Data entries
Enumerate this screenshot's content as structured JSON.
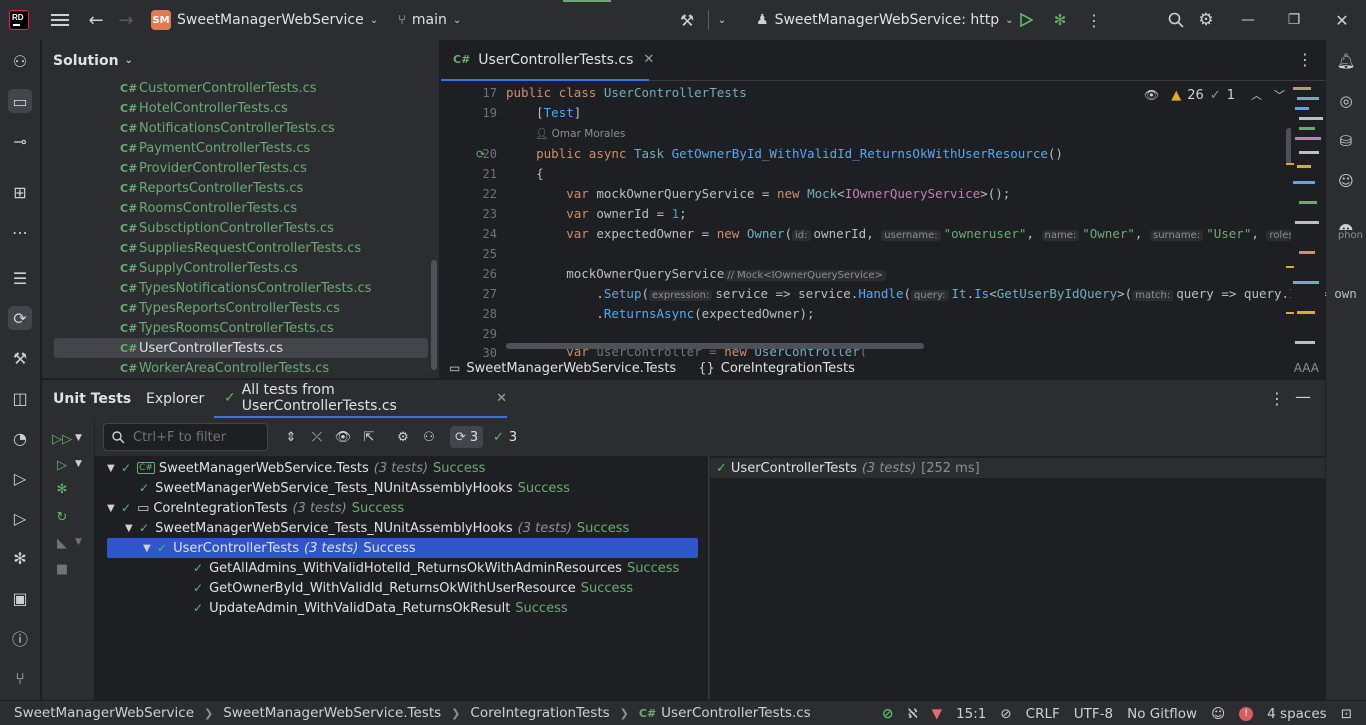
{
  "titlebar": {
    "logo_text": "RD",
    "project_badge": "SM",
    "project_name": "SweetManagerWebService",
    "branch": "main",
    "run_config": "SweetManagerWebService: http"
  },
  "solution": {
    "header": "Solution",
    "items": [
      {
        "cs": "C#",
        "name": "CustomerControllerTests.cs"
      },
      {
        "cs": "C#",
        "name": "HotelControllerTests.cs"
      },
      {
        "cs": "C#",
        "name": "NotificationsControllerTests.cs"
      },
      {
        "cs": "C#",
        "name": "PaymentControllerTests.cs"
      },
      {
        "cs": "C#",
        "name": "ProviderControllerTests.cs"
      },
      {
        "cs": "C#",
        "name": "ReportsControllerTests.cs"
      },
      {
        "cs": "C#",
        "name": "RoomsControllerTests.cs"
      },
      {
        "cs": "C#",
        "name": "SubsctiptionControllerTests.cs"
      },
      {
        "cs": "C#",
        "name": "SuppliesRequestControllerTests.cs"
      },
      {
        "cs": "C#",
        "name": "SupplyControllerTests.cs"
      },
      {
        "cs": "C#",
        "name": "TypesNotificationsControllerTests.cs"
      },
      {
        "cs": "C#",
        "name": "TypesReportsControllerTests.cs"
      },
      {
        "cs": "C#",
        "name": "TypesRoomsControllerTests.cs"
      },
      {
        "cs": "C#",
        "name": "UserControllerTests.cs"
      },
      {
        "cs": "C#",
        "name": "WorkerAreaControllerTests.cs"
      }
    ]
  },
  "editor": {
    "tab_cs": "C#",
    "tab_name": "UserControllerTests.cs",
    "warnings": "26",
    "checks": "1",
    "line_numbers": [
      "17",
      "19",
      "20",
      "21",
      "22",
      "23",
      "24",
      "25",
      "26",
      "27",
      "28",
      "29",
      "30"
    ],
    "author": "Omar Morales",
    "hints": {
      "id": "id:",
      "username": "username:",
      "name": "name:",
      "surname": "surname:",
      "rolesId": "rolesId:",
      "phone": "phon",
      "mock_type": "// Mock<IOwnerQueryService>",
      "expression": "expression:",
      "query": "query:",
      "match": "match:"
    },
    "breadcrumb": {
      "namespace": "SweetManagerWebService.Tests",
      "class_icon": "{}",
      "class": "CoreIntegrationTests"
    }
  },
  "tests": {
    "tabs": [
      "Unit Tests",
      "Explorer",
      "All tests from UserControllerTests.cs"
    ],
    "filter_placeholder": "Ctrl+F to filter",
    "count_total": "3",
    "count_passed": "3",
    "tree": [
      {
        "name": "SweetManagerWebService.Tests",
        "count": "(3 tests)",
        "status": "Success"
      },
      {
        "name": "SweetManagerWebService_Tests_NUnitAssemblyHooks",
        "count": "",
        "status": "Success"
      },
      {
        "name": "CoreIntegrationTests",
        "count": "(3 tests)",
        "status": "Success"
      },
      {
        "name": "SweetManagerWebService_Tests_NUnitAssemblyHooks",
        "count": "(3 tests)",
        "status": "Success"
      },
      {
        "name": "UserControllerTests",
        "count": "(3 tests)",
        "status": "Success"
      },
      {
        "name": "GetAllAdmins_WithValidHotelId_ReturnsOkWithAdminResources",
        "count": "",
        "status": "Success"
      },
      {
        "name": "GetOwnerById_WithValidId_ReturnsOkWithUserResource",
        "count": "",
        "status": "Success"
      },
      {
        "name": "UpdateAdmin_WithValidData_ReturnsOkResult",
        "count": "",
        "status": "Success"
      }
    ],
    "output": {
      "name": "UserControllerTests",
      "count": "(3 tests)",
      "time": "[252 ms]"
    }
  },
  "statusbar": {
    "breadcrumbs": [
      "SweetManagerWebService",
      "SweetManagerWebService.Tests",
      "CoreIntegrationTests",
      "UserControllerTests.cs"
    ],
    "file_cs": "C#",
    "position": "15:1",
    "line_ending": "CRLF",
    "encoding": "UTF-8",
    "vcs": "No Gitflow",
    "indent": "4 spaces"
  },
  "colors": {
    "accent": "#3574f0",
    "success": "#5fb865",
    "file_green": "#6aab73",
    "selection": "#2e55c9"
  }
}
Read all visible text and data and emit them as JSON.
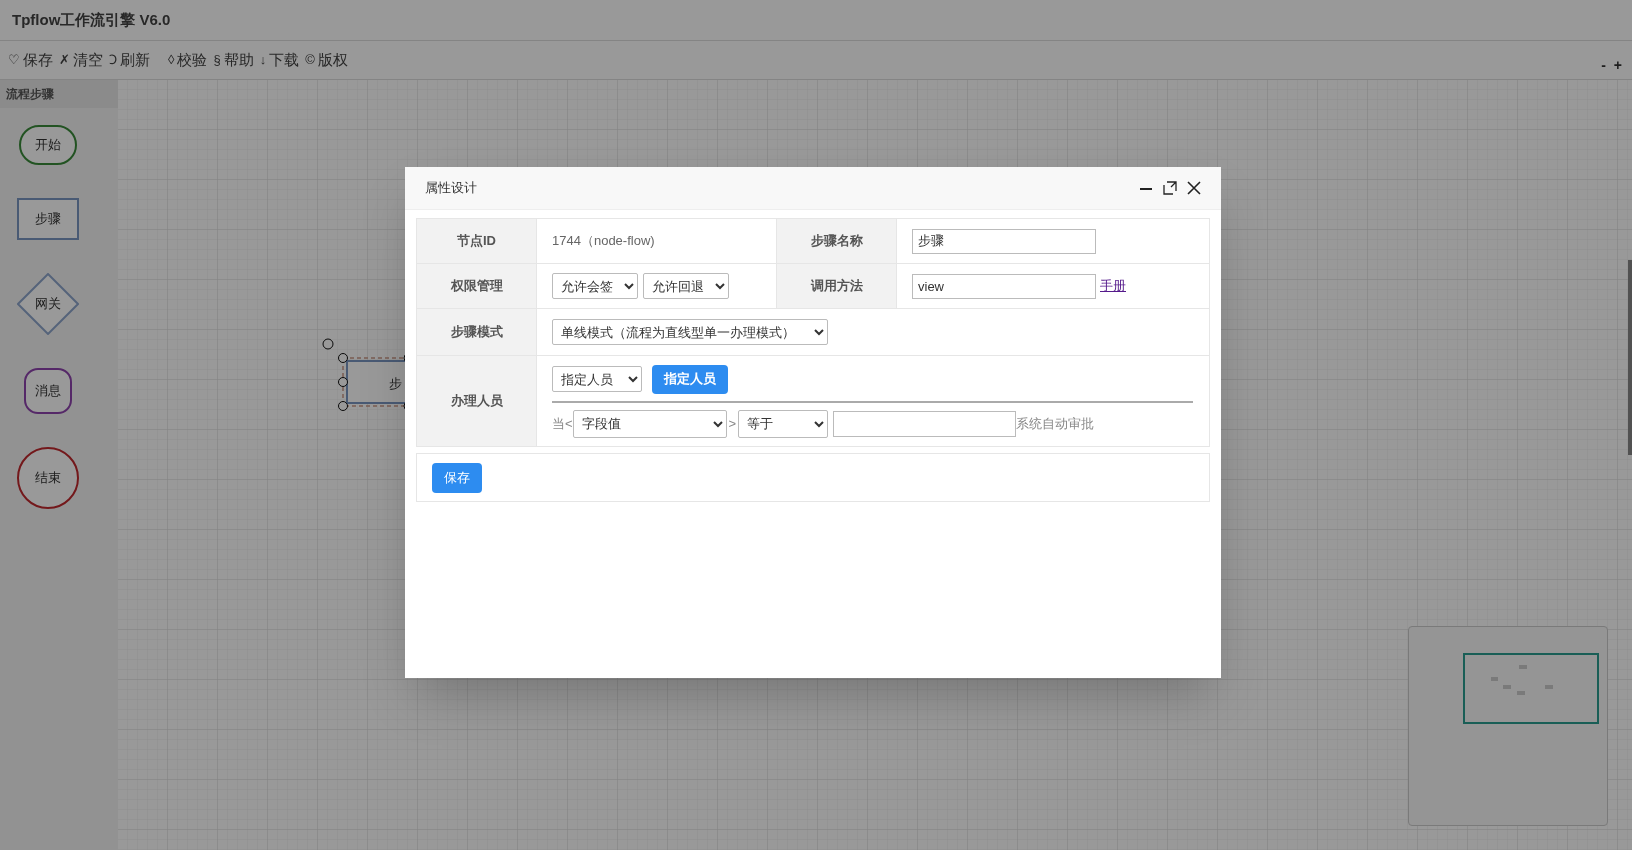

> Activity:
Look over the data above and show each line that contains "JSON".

> Answer for this exercise:
Enumerate this screenshot's content as structured JSON.
Read all visible text and data and emit them as JSON.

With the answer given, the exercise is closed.